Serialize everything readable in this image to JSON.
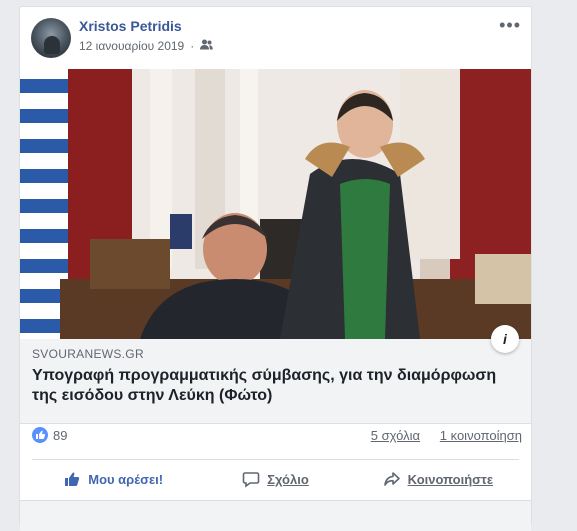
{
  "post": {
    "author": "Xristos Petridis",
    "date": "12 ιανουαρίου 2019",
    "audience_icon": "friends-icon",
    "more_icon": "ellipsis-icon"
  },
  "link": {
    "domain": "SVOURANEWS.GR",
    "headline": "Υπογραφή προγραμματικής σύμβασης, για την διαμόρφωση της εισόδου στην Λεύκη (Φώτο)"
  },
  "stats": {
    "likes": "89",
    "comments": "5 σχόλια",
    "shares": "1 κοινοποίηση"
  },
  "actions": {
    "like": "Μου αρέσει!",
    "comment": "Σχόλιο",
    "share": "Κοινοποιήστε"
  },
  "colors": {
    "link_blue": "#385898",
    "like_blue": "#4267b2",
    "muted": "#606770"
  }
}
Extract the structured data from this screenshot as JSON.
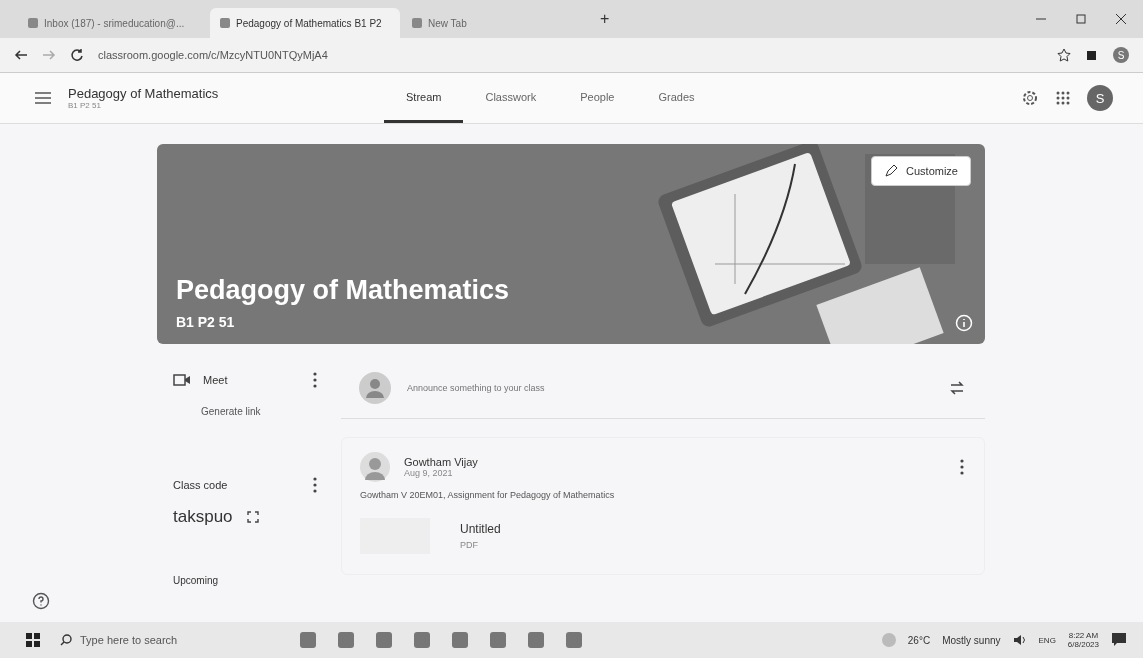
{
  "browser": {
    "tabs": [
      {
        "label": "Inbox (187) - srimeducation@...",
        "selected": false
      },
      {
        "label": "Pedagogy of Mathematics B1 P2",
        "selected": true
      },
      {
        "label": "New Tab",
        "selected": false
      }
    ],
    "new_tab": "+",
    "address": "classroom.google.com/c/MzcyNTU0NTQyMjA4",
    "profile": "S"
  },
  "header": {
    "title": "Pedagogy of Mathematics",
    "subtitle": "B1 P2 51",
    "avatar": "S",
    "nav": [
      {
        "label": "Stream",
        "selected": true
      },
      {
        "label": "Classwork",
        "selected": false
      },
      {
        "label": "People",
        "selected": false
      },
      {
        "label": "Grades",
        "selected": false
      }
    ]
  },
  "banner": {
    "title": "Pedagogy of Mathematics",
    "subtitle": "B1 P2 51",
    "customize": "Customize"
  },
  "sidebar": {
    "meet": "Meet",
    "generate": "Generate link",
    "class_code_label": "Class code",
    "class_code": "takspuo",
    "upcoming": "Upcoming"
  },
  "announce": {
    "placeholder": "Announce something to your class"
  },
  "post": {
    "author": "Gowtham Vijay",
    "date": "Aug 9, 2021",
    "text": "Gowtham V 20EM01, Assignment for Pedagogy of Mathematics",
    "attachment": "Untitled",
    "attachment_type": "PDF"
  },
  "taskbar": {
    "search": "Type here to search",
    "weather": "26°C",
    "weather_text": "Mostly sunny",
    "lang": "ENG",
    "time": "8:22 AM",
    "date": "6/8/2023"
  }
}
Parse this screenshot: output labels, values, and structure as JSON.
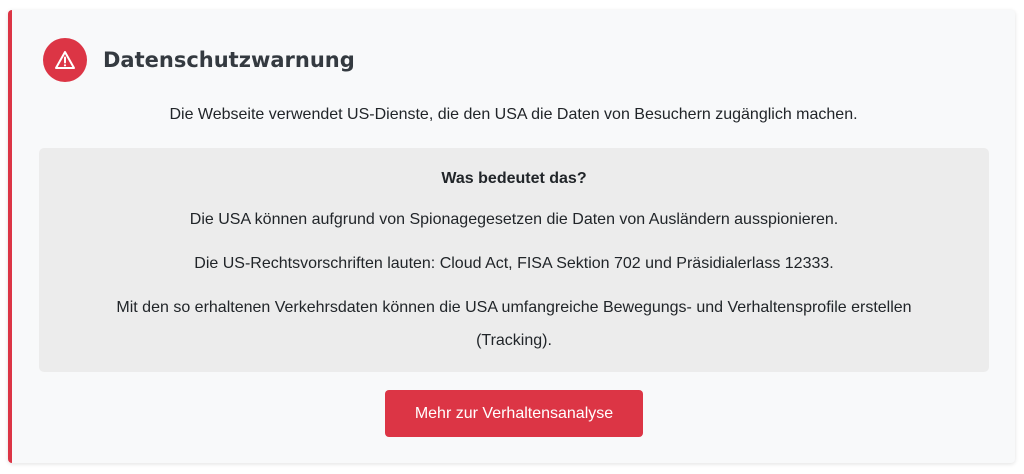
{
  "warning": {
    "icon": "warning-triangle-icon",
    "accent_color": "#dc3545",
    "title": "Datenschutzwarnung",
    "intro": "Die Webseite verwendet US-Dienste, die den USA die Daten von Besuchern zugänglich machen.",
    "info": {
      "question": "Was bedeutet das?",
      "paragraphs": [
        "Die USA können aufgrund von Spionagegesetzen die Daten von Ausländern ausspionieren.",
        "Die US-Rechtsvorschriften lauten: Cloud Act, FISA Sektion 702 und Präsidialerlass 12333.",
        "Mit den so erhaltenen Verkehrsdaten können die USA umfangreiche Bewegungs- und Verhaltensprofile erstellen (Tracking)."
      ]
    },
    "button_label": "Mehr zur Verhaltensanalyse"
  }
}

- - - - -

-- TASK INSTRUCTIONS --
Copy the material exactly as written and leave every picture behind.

-- RESPONSE BELOW --
Serialize everything readable in this image to JSON.
{
  "post": {
    "author": "Xristos Petridis",
    "date": "12 ιανουαρίου 2019",
    "audience_icon": "friends-icon",
    "more_icon": "ellipsis-icon"
  },
  "link": {
    "domain": "SVOURANEWS.GR",
    "headline": "Υπογραφή προγραμματικής σύμβασης, για την διαμόρφωση της εισόδου στην Λεύκη (Φώτο)"
  },
  "stats": {
    "likes": "89",
    "comments": "5 σχόλια",
    "shares": "1 κοινοποίηση"
  },
  "actions": {
    "like": "Μου αρέσει!",
    "comment": "Σχόλιο",
    "share": "Κοινοποιήστε"
  },
  "colors": {
    "link_blue": "#385898",
    "like_blue": "#4267b2",
    "muted": "#606770"
  }
}
Extract the structured data from this screenshot as JSON.
{
  "browser": {
    "tabs": [
      {
        "label": "Inbox (187) - srimeducation@...",
        "selected": false
      },
      {
        "label": "Pedagogy of Mathematics B1 P2",
        "selected": true
      },
      {
        "label": "New Tab",
        "selected": false
      }
    ],
    "new_tab": "+",
    "address": "classroom.google.com/c/MzcyNTU0NTQyMjA4",
    "profile": "S"
  },
  "header": {
    "title": "Pedagogy of Mathematics",
    "subtitle": "B1 P2 51",
    "avatar": "S",
    "nav": [
      {
        "label": "Stream",
        "selected": true
      },
      {
        "label": "Classwork",
        "selected": false
      },
      {
        "label": "People",
        "selected": false
      },
      {
        "label": "Grades",
        "selected": false
      }
    ]
  },
  "banner": {
    "title": "Pedagogy of Mathematics",
    "subtitle": "B1 P2 51",
    "customize": "Customize"
  },
  "sidebar": {
    "meet": "Meet",
    "generate": "Generate link",
    "class_code_label": "Class code",
    "class_code": "takspuo",
    "upcoming": "Upcoming"
  },
  "announce": {
    "placeholder": "Announce something to your class"
  },
  "post": {
    "author": "Gowtham Vijay",
    "date": "Aug 9, 2021",
    "text": "Gowtham V 20EM01, Assignment for Pedagogy of Mathematics",
    "attachment": "Untitled",
    "attachment_type": "PDF"
  },
  "taskbar": {
    "search": "Type here to search",
    "weather": "26°C",
    "weather_text": "Mostly sunny",
    "lang": "ENG",
    "time": "8:22 AM",
    "date": "6/8/2023"
  }
}
Parse this screenshot: output labels, values, and structure as JSON.
{
  "warning": {
    "icon": "warning-triangle-icon",
    "accent_color": "#dc3545",
    "title": "Datenschutzwarnung",
    "intro": "Die Webseite verwendet US-Dienste, die den USA die Daten von Besuchern zugänglich machen.",
    "info": {
      "question": "Was bedeutet das?",
      "paragraphs": [
        "Die USA können aufgrund von Spionagegesetzen die Daten von Ausländern ausspionieren.",
        "Die US-Rechtsvorschriften lauten: Cloud Act, FISA Sektion 702 und Präsidialerlass 12333.",
        "Mit den so erhaltenen Verkehrsdaten können die USA umfangreiche Bewegungs- und Verhaltensprofile erstellen (Tracking)."
      ]
    },
    "button_label": "Mehr zur Verhaltensanalyse"
  }
}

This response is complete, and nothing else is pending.